“I know your deeds and your toil and perseverance, and that you cannot tolerate evil men, and you put to the test those who call themselves apostles, and they are not, and you found them to be false and you have perseverance and have endured for My name’s sake, and have not grown weary” – Revelation 2:2-3
The first three chapters of the book of Revelation contain the letters Jesus wrote to the seven churches of Asia Minor through the pen of the Apostle John. And as you unpack the letters, you will find that for the most part there is a common repetitive pattern within the structure of the majority of the letters. First, there is an introduction, a word of commendation, a word of correction, and a closing word of promise.
The first church written to is the church at Ephesus.
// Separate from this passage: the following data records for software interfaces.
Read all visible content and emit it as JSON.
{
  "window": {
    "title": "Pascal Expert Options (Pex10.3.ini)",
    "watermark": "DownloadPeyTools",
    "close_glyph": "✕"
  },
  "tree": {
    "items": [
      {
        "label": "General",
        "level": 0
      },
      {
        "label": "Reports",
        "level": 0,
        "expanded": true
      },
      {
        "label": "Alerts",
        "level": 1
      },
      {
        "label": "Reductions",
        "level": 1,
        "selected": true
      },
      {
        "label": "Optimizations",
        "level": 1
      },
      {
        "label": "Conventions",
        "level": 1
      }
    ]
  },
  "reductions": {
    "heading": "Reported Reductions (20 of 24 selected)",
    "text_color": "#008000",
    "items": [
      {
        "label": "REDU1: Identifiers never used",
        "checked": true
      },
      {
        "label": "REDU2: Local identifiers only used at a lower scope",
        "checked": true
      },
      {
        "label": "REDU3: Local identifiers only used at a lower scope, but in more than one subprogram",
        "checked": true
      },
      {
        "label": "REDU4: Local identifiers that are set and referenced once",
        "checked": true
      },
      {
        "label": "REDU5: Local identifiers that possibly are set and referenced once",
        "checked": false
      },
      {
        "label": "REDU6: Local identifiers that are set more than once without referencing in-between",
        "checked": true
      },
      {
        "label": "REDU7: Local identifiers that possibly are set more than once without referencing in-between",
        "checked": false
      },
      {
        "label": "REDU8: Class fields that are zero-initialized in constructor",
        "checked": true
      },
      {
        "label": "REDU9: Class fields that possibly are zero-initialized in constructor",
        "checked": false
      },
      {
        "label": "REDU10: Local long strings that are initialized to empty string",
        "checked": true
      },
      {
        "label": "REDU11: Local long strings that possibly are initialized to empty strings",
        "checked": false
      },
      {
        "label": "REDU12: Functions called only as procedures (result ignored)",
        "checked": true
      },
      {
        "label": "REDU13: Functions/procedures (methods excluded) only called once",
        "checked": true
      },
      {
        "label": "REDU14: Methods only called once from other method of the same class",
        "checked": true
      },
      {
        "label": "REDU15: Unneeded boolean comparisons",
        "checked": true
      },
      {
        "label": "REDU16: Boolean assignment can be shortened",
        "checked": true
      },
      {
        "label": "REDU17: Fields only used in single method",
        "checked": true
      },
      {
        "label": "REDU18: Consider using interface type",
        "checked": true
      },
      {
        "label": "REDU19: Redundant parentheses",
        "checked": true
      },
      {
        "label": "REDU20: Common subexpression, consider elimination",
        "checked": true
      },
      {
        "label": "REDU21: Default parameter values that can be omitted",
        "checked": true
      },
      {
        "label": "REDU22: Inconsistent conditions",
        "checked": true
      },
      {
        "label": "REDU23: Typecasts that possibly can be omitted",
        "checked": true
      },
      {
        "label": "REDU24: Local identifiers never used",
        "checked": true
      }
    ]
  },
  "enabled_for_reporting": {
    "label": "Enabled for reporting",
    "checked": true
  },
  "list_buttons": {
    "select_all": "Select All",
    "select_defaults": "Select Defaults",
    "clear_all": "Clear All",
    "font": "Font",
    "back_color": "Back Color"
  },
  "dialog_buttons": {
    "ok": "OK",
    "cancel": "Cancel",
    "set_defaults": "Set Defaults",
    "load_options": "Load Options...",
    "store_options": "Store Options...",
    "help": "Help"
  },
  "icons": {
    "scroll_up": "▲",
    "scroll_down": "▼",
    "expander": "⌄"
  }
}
We know much about this church because of the Apostle Paul’s letter to the Ephesian Christians. Early on, they held on to Paul’s teachings, but through the years, they had gradually lost some of their fervor. They were in need an old fashioned wake-up call. That is why Jesus wrote to them in Revelation 2:4 and confronted the congregation about having “left their first love.” These same piercing words have convicted many Christians throughout the centuries, leading many believers to reflect upon the sincerity of their own loyalty, dedication, and allegiance to the Lord.
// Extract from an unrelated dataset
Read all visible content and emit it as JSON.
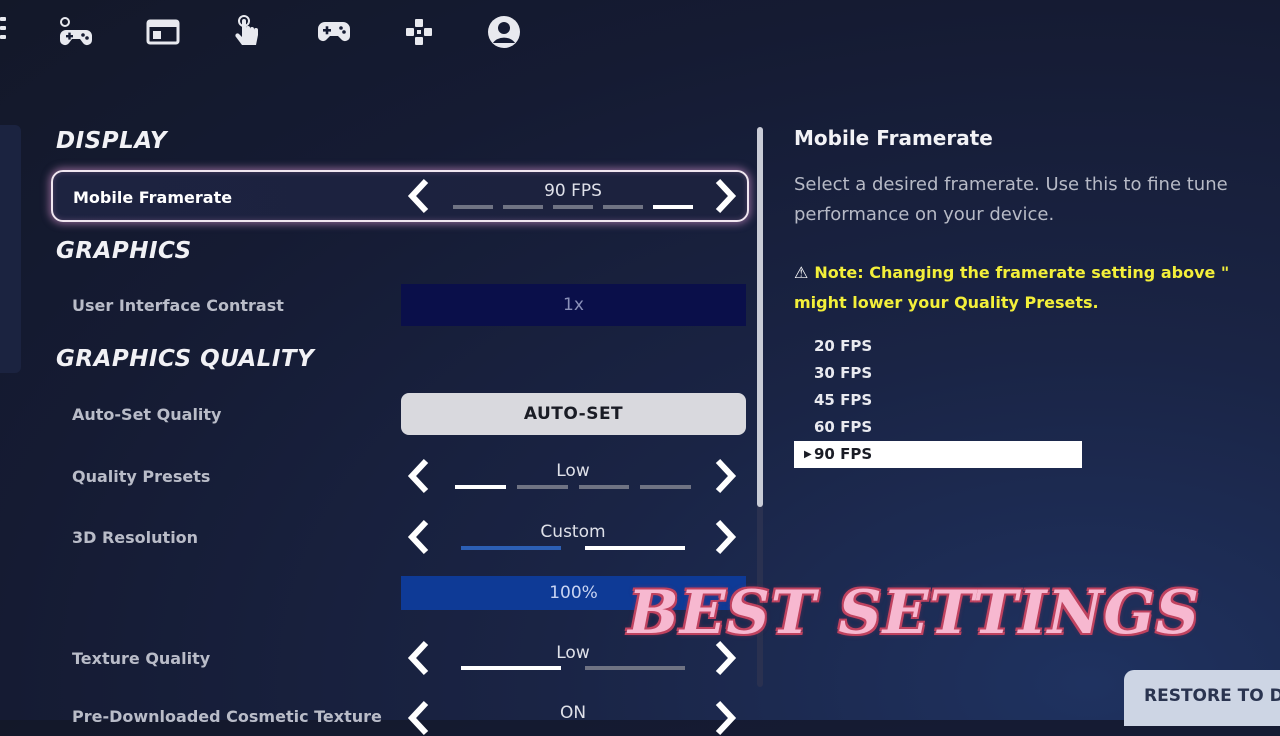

But unfortunately, these famous words of correction, “you have left your first love” have overshadowed Jesus’ words of commendation to the church. Our Lord had a lot of good things to say about the congregation; for they worked for the Lord, they endured for His name’s sake, and they persevered in that work. But that is not all; they would not tolerate false teachers in the church. They desired to be theologically accurate and sound in doctrine. If anyone came in and attempted to distort God’s Word through heinous teachings, it was quickly stifled.
The church at Ephesus did three things in relation to those who desired to teach; three things that every church ought to do. First they subjected each teacher and his teaching to a test. What was the test? It was the test of the Scriptures. If what they were teaching did not pass the litmus test of the Word of God, then they were considered to be a false prophet, and the church openly rejected his teaching. But the church did not stop there; for they ejected any false teachers from their midst. How do we know this? Because the scripture says that they “would not tolerate evil men.”
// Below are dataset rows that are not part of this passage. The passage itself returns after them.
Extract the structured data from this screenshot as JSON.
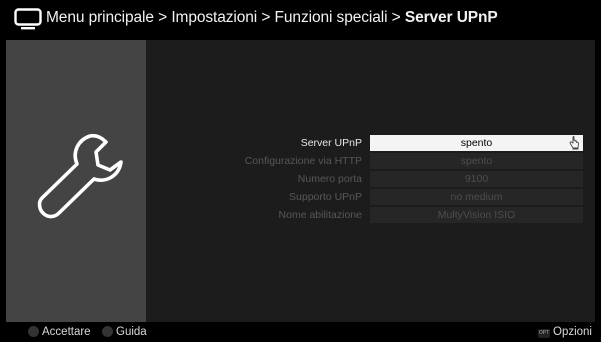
{
  "header": {
    "breadcrumb": [
      "Menu principale",
      "Impostazioni",
      "Funzioni speciali",
      "Server UPnP"
    ],
    "separator": ">"
  },
  "icons": {
    "header": "tv-icon",
    "left_panel": "wrench-icon",
    "cursor": "hand-pointer-icon"
  },
  "settings": [
    {
      "label": "Server UPnP",
      "value": "spento",
      "active": true
    },
    {
      "label": "Configurazione via HTTP",
      "value": "spento",
      "active": false
    },
    {
      "label": "Numero porta",
      "value": "9100",
      "active": false
    },
    {
      "label": "Supporto UPnP",
      "value": "no medium",
      "active": false
    },
    {
      "label": "Nome abilitazione",
      "value": "MultyVision ISIO",
      "active": false
    }
  ],
  "footer": {
    "accept_label": "Accettare",
    "guide_label": "Guida",
    "options_badge": "OPT",
    "options_label": "Opzioni"
  },
  "colors": {
    "background": "#000000",
    "left_panel": "#444444",
    "main_panel": "#1c1c1c",
    "active_value_bg": "#f4f4f4",
    "inactive_value_bg": "#262626"
  }
}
What a valuable lesson for today’s church. Protecting the flock must be a practice woven into the tapestry of every local congregation. But sadly, many of our twenty-first century churches do not emulate this first century church practice adopted by the church at Ephesus. And when this practice is not incorporated into the life of a church, that particular congregation will slowly travel down a road known as theological liberalism.
So many churches are struggling today because they do not guard against false doctrine. More often than not, the problem is lack of Scripture knowledge; they simply accept anything taught as God’s Word simply because they do not know the Scriptures themselves. But the Bible says that we ought to search the scriptures and study them (2 Timothy 2:15). Our Lord Jesus in Matthew 7:15 warned against false teachers. He said, “Beware of the false prophets, who come to you in sheep’s clothing, but inwardly are ravenous wolves.” The Apostle Peter spoke words of protection in 2 Peter 2:1 when he said that “false prophets also arose among the people, just as there will also be false teachers among you, who will secretly introduce destructive heresies, even denying the Master who bought them, bringing swift destruction upon themselves.” Needless to say, the Word of God makes it clear that Christians must guard themselves and the church from false teachers.
Subjected, rejected, ejected; may this be our practice and pattern to protect the timeless doctrines of the Word of God and His Church. And may we as believers learn much from the disciplines of the Church at Ephesus!
– Pastor Eric